But there is hardly any time left as Senate Democratic leaders have signaled that they could be open to this. The White House has criticized this approach. House Democrats are remaining mum. And a lot of questions as we head into yet another week of shutdown fears on Capitol Hill.

Manu Raju, CNN -- Washington.


HARRAK: And we will be right back.



HARRAK: Iceland is under a state of emergency due to the threats of volcanic eruptions. This comes amid an intense wave earthquakes in a region well known for seismic activity.

CNN's Allison Chinchar has the latest.


ALLISON CHINCHAR, CNN METEOROLOGIST: There has been a lot of seismic activity in just the last 72 hours, most of that focused on the southwestern portion of Iceland. You can see all of these dots here indicating an earthquake that has happened.

Now, one thing to note, the vast majority of this earthquake activity has been incredibly shallow. We are talking depths of about ten kilometers at absolute best. What that usually signifies is movement of magma underneath the ground.

Now it doesn't guarantee a volcanic eruption but the key thing to notice is this particular area is one of the most seismically active areas on the planet. It's that link between the Eurasian and the North American tectonic plates. Now because of the flurry of earthquake activity on that southwestern side, Iceland did declare a state of emergency, evacuating the town of Grindavik, again in anticipation that something may or may not happen in the coming hours and the days.

Now, one thing that is going to be looked at and kept a close eye on not only now but over the next few days because we have seen this in the past.

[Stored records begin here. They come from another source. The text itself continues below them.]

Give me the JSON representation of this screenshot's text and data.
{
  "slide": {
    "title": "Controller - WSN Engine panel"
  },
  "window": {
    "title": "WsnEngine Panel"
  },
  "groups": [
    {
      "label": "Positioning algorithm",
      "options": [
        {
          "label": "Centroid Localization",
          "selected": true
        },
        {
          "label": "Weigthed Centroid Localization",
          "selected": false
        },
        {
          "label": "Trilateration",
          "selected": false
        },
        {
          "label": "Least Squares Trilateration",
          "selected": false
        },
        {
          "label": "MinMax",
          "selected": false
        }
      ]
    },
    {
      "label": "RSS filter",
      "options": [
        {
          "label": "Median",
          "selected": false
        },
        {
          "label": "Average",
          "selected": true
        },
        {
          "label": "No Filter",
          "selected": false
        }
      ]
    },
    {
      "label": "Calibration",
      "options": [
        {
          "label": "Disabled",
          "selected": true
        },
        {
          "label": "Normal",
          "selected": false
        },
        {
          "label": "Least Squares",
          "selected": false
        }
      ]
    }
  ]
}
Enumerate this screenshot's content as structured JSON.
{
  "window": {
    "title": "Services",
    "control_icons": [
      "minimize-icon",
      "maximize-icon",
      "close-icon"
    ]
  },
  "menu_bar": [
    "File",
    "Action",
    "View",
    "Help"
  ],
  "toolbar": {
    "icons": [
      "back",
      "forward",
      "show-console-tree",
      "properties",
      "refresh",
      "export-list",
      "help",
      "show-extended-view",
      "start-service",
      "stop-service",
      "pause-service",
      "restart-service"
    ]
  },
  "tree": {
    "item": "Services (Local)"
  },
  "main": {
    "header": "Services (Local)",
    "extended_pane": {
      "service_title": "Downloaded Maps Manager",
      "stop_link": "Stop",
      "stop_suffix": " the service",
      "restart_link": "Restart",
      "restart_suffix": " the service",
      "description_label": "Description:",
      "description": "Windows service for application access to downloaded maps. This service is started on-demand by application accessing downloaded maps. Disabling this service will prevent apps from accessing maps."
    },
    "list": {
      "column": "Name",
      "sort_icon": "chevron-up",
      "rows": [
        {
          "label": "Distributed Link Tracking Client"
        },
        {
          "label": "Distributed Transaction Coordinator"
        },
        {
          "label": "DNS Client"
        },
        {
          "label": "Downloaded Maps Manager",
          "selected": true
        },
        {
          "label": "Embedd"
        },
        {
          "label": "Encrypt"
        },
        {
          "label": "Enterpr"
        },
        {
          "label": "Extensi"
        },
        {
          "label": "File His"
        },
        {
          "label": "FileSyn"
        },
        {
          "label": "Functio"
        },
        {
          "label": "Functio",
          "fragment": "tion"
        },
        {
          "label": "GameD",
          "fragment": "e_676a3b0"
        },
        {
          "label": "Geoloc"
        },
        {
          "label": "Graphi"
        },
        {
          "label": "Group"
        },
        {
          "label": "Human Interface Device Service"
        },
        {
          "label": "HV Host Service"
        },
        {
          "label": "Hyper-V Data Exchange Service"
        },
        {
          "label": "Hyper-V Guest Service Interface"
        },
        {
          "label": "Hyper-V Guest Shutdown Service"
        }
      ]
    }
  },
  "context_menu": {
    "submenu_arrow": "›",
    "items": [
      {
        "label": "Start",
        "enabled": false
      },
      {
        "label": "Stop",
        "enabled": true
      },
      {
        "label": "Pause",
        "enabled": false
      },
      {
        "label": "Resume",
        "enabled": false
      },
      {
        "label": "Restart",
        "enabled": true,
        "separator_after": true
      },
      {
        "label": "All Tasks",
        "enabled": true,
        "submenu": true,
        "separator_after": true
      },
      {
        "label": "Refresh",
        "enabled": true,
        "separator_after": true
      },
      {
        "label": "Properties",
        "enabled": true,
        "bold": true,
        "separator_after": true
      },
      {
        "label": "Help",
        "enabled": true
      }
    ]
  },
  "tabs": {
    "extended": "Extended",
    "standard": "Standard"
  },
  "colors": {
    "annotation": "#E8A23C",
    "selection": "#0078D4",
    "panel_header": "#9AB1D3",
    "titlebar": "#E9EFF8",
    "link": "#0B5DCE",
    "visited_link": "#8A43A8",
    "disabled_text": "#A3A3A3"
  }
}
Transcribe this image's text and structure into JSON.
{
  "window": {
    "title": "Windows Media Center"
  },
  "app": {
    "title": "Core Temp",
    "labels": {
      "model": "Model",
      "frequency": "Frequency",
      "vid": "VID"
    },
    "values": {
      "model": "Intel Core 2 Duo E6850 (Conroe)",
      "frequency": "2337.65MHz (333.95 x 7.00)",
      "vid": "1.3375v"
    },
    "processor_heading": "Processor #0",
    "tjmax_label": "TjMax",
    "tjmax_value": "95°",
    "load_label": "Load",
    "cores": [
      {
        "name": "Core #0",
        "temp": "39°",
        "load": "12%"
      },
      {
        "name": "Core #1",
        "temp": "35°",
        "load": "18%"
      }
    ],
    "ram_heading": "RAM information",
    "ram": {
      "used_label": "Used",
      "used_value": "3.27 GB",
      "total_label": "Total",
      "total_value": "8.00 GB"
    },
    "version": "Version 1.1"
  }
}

If it does trigger some type of volcanic eruption, the concern becomes all of those particulates going up into the air and any impacts it may have on air travel.

Right now we've got two different systems out over the Atlantic. Storm Debbie, which is making its way towards the U.K. and a secondary low- pressure system. Both of those systems as they continue to slide the next couple of days are going to keep most of the winds around Iceland pushing down towards the west and southwest.

Which means if there was some type of eruption, it's going to keep those particulates away from mainland Europe. However, a lot of that can change and it also depends if and when there even is some type of eruption. So certainly something we will have to keep a close eye on in the coming days.


HARRAK: And that wraps up this hour of CNN NEWSROOM. I'm Laila Harrak.

Rosemary Church will bring you more of today's latest headlines after this short break.

I'll see you next time.